Opportunities for Students

  • Connect with alumni. “One of the things we really want to do is bring in alumni and highlight them,” says Rodriguez, adding that professional insight from recent graduates is particularly valuable. “It’s important for us to talk to recent graduates about their trajectory. What courses would they have taken now that they’ve been in that field? What resources were available to them? What type of connections have they made? That experience is still fresh in their minds.” She sees the potential to build longer-term relationships through these conversations, too. “Once students graduate they’ll have access to those alumni. Just having alumni attend our events, or having them be part of our Cafecito con events as guest speakers, there are opportunities for students to make those connections.”
  • Collaborate with REFORMA National, REFORMA local chapters and the Chicanx/Latinx Student Success Center at SJSU. Fostering a sense of community, as well as providing opportunities for professional development, is a central tenet of the group. As Rodriguez says, “We want to offer members opportunities to volunteer for their local chapters. Once they graduate they’re going to be looking for positions or jobs in their area, so having those local chapters there for guidance can be very supportive. Having that right off the bat once you leave – that network, those relationships, knowing who to ask and what type of questions to ask - can be so helpful.”
  • Apply for scholarships. Multiple scholarships are available through REFORMA National and REFORMA chapters. Candidates are generally expected to be bilingual/bicultural, enrolled in an ALA-accredited program and committed to serving Latinx and Spanish-speaking communities. 

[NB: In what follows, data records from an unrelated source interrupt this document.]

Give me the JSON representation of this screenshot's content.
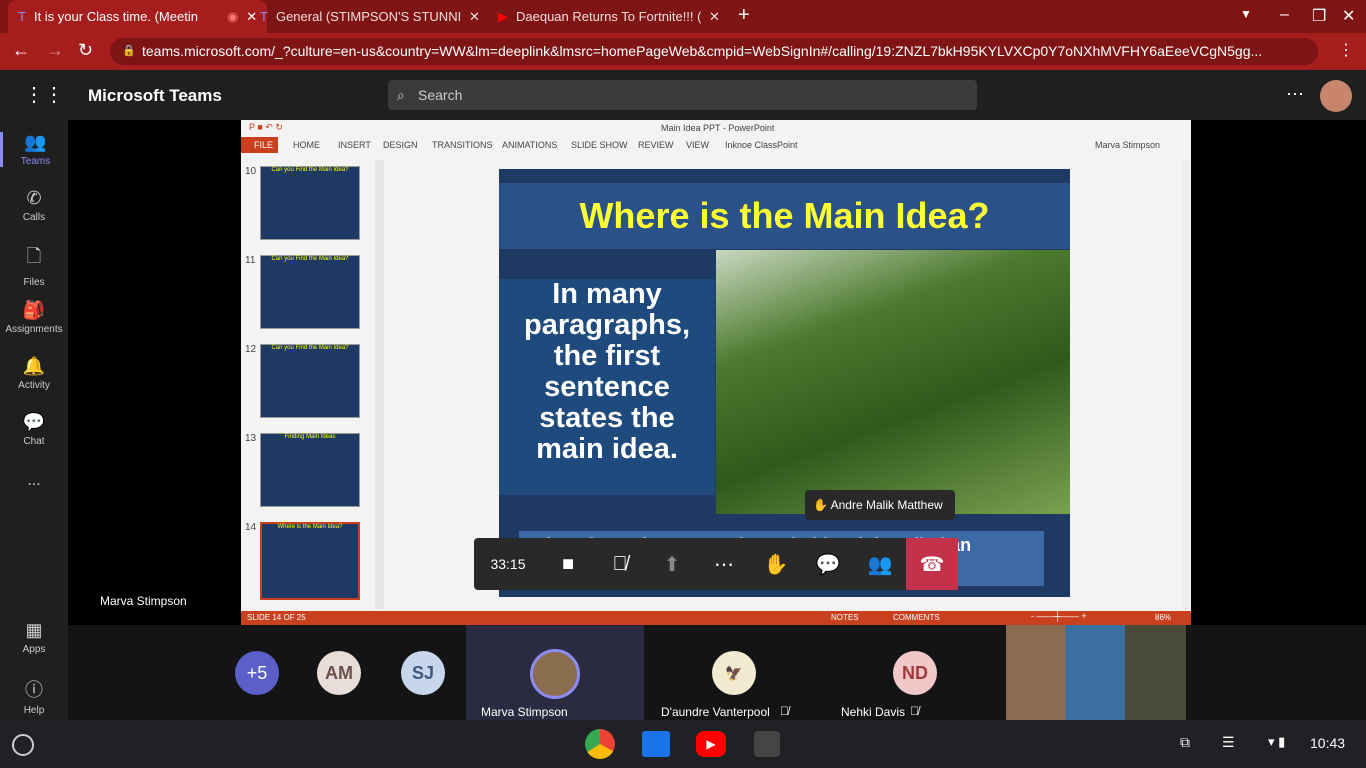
{
  "browser": {
    "tabs": [
      {
        "title": "It is your Class time. (Meetin",
        "active": true
      },
      {
        "title": "General (STIMPSON'S STUNNING",
        "active": false
      },
      {
        "title": "Daequan Returns To Fortnite!!! (",
        "active": false
      }
    ],
    "url": "teams.microsoft.com/_?culture=en-us&country=WW&lm=deeplink&lmsrc=homePageWeb&cmpid=WebSignIn#/calling/19:ZNZL7bkH95KYLVXCp0Y7oNXhMVFHY6aEeeVCgN5gg..."
  },
  "teams": {
    "app_title": "Microsoft Teams",
    "search_placeholder": "Search",
    "rail": [
      {
        "label": "Teams",
        "icon": "teams-icon"
      },
      {
        "label": "Calls",
        "icon": "phone-icon"
      },
      {
        "label": "Files",
        "icon": "file-icon"
      },
      {
        "label": "Assignments",
        "icon": "backpack-icon"
      },
      {
        "label": "Activity",
        "icon": "bell-icon"
      },
      {
        "label": "Chat",
        "icon": "chat-icon"
      },
      {
        "label": "...",
        "icon": "more-icon"
      },
      {
        "label": "Apps",
        "icon": "apps-icon"
      },
      {
        "label": "Help",
        "icon": "help-icon"
      }
    ],
    "presenter_name": "Marva Stimpson"
  },
  "ppt": {
    "window_title": "Main Idea PPT - PowerPoint",
    "user": "Marva Stimpson",
    "menu": [
      "FILE",
      "HOME",
      "INSERT",
      "DESIGN",
      "TRANSITIONS",
      "ANIMATIONS",
      "SLIDE SHOW",
      "REVIEW",
      "VIEW",
      "Inknoe ClassPoint"
    ],
    "thumbs": [
      {
        "num": "10",
        "title": "Can you Find the Main Idea?"
      },
      {
        "num": "11",
        "title": "Can you Find the Main Idea?"
      },
      {
        "num": "12",
        "title": "Can you Find the Main Idea?"
      },
      {
        "num": "13",
        "title": "Finding Main Ideas"
      },
      {
        "num": "14",
        "title": "Where is the Main Idea?"
      }
    ],
    "slide": {
      "title": "Where is the Main Idea?",
      "body": "In many paragraphs, the first sentence states the main idea.",
      "footer": "When the author states the main idea, it is called an explicit main idea."
    },
    "status": {
      "slide": "SLIDE 14 OF 25",
      "notes": "NOTES",
      "comments": "COMMENTS",
      "zoom": "86%"
    }
  },
  "call": {
    "timer": "33:15",
    "raised_hand": "Andre Malik Matthew",
    "participants": [
      {
        "initials": "+5",
        "color": "#5b5fc7"
      },
      {
        "initials": "AM",
        "color": "#e8ddd8"
      },
      {
        "initials": "SJ",
        "color": "#c7d6ea"
      }
    ],
    "tiles": [
      {
        "name": "Marva Stimpson"
      },
      {
        "name": "D'aundre Vanterpool",
        "muted": true
      },
      {
        "name": "Nehki Davis",
        "initials": "ND",
        "muted": true
      }
    ]
  },
  "taskbar": {
    "time": "10:43"
  }
}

Get Involved

  • Attend an event. The REFORMA Student & Alumni Group hosts a monthly event series, Cafecito Con…. Rodriguez says, “We invite librarians or library professionals to come and talk about what they’re doing within their community, specifically for Spanish-speaking families: events they’re developing, activities they have for families, how they’re building their collections.” This month’s event, Cafecito con Barbara Miller, will be held Thursday, November 19 at 5:30 pm. Miller, liaison librarian at Cal State Fullerton, will discuss her involvement with the Latinx Community Resource Center’s (LCRC) Special Collection, as well as connections between the Chicano Movement, REFORMA, and LIS. You can register for the event here.
  • Become a member. Membership guidelines for both students and alumni can be found on the group’s website. But you don’t have to be a member to attend a meeting or an event. Newer iSchool students who are still exploring their options are both welcome and encouraged. Rodriguez says, “Even if they have an interest but are not ready to commit, I would encourage them to attend a meeting, attend an event, and see what we’re all about. And really see the potential for networking and for professional development.”

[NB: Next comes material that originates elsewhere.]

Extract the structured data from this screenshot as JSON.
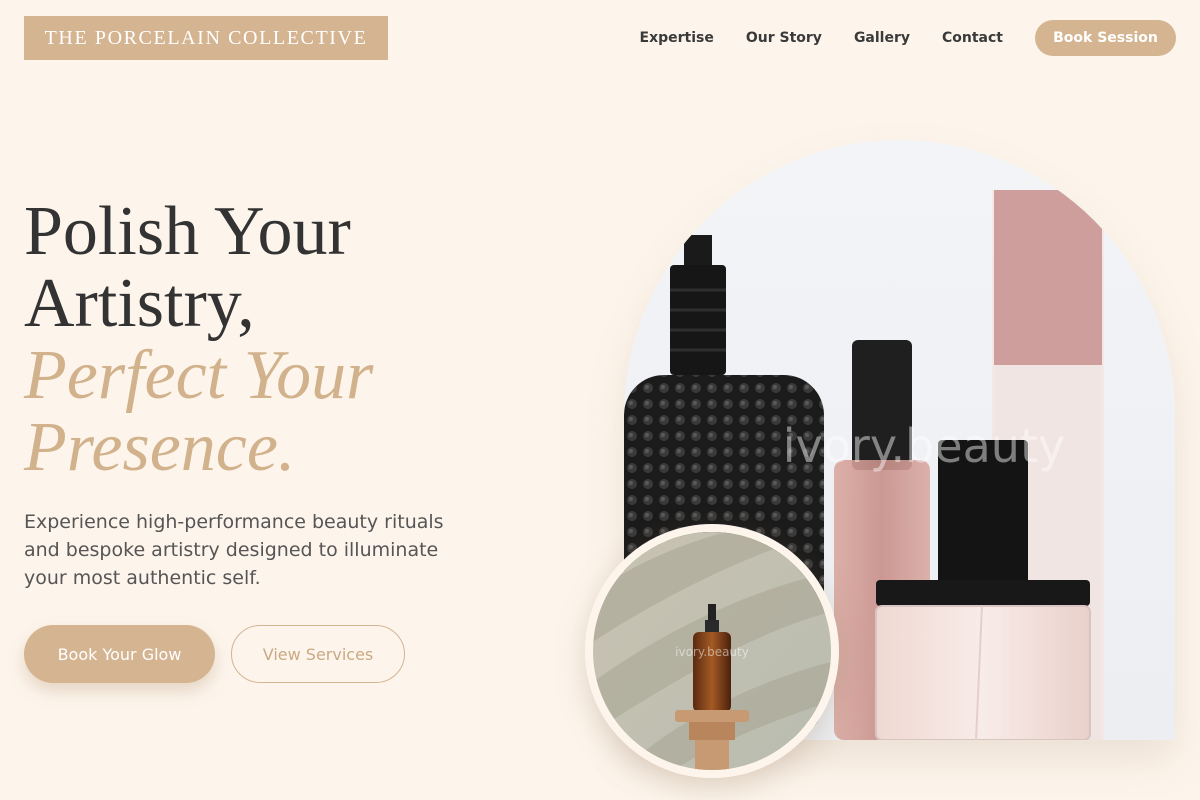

  • Contact the group. Curious about an event or opportunity? Have something you’d like to share? Reach out to the REFORMA Student & Alumni Group with your questions and ideas, including event suggestions, membership inquiries and blog post pitches. 

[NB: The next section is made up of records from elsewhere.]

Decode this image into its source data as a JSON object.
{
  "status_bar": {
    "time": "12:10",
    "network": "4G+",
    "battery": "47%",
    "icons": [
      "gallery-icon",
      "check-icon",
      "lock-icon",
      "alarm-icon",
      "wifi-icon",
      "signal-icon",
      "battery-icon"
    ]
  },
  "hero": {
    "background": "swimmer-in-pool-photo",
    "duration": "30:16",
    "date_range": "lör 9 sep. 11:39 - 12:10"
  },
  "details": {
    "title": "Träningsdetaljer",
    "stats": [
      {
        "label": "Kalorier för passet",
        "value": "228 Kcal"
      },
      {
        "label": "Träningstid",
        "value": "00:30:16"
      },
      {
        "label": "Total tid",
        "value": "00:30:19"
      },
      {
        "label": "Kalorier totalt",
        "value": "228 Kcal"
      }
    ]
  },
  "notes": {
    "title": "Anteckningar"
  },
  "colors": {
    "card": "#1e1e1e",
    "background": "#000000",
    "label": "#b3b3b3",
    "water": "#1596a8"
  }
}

For more information, check out the SJSU iSchool REFORMA website and blog. You can also find them on Facebook, Twitter, Instagram and YouTube.